**What is needed:** Nothing but a number should be written: the count of lines below that contain "JSON".

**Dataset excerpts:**
=-=-=

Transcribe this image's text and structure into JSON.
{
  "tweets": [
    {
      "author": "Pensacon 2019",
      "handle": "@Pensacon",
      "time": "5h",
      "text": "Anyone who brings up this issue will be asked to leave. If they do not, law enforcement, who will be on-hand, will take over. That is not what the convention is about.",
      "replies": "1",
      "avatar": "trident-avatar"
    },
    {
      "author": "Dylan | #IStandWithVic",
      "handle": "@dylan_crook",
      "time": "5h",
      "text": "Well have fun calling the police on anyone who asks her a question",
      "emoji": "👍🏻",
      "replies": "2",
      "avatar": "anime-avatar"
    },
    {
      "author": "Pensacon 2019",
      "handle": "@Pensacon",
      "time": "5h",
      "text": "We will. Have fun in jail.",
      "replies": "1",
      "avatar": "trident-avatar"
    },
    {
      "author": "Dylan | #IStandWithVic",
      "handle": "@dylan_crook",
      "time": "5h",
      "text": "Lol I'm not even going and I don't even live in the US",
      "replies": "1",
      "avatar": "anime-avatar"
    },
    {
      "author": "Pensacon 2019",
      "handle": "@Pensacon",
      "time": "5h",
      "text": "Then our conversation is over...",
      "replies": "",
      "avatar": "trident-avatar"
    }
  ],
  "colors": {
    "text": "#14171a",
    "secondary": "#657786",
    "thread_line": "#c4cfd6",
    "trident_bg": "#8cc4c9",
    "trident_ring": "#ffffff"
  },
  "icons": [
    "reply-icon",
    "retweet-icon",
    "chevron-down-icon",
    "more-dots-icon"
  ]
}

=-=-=

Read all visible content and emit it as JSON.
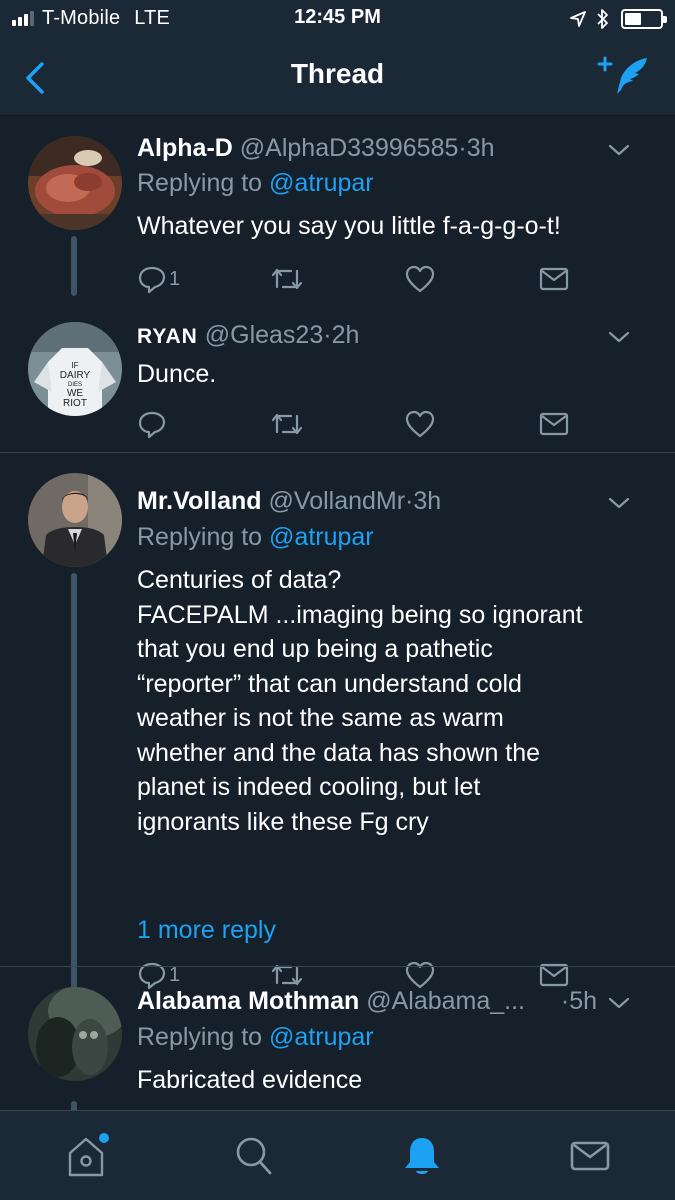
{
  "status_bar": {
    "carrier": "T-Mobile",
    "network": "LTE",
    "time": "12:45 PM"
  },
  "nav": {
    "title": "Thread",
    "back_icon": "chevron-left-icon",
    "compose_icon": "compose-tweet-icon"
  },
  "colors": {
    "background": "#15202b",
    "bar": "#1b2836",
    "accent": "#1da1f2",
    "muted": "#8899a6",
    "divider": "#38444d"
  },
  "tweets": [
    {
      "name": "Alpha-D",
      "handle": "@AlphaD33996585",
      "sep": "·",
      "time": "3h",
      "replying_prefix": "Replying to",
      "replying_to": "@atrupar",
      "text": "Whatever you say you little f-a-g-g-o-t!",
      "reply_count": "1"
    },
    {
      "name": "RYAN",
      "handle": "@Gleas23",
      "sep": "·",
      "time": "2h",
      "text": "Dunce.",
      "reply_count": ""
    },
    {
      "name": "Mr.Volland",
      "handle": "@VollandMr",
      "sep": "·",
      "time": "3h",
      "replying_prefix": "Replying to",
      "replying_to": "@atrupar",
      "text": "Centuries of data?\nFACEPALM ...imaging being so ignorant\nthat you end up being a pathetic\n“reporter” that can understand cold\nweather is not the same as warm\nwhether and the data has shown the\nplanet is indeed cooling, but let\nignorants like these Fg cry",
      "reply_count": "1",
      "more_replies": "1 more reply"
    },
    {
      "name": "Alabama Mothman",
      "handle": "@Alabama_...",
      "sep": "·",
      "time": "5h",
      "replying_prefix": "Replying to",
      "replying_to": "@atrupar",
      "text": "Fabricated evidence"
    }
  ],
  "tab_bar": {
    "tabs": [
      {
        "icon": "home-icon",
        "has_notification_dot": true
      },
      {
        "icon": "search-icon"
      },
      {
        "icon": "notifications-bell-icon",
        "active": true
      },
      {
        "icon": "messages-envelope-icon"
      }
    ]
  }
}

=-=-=

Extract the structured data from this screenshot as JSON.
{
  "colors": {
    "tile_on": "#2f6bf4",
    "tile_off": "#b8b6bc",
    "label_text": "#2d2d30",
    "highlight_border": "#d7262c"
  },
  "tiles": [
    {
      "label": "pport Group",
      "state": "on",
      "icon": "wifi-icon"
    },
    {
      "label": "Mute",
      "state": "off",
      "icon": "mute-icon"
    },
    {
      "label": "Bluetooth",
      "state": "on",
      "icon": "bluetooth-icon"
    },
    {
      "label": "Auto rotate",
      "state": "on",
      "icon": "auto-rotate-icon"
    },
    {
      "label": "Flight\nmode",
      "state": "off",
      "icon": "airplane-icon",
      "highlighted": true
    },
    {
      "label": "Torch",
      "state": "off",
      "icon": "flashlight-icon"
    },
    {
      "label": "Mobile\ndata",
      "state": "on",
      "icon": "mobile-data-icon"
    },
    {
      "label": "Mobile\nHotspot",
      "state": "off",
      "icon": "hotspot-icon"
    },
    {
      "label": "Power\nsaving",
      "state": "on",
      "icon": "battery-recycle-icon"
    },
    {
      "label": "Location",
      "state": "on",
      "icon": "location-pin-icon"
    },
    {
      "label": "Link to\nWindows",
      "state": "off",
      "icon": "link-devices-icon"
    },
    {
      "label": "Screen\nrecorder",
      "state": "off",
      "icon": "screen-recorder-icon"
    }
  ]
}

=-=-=

**Written answer:** 3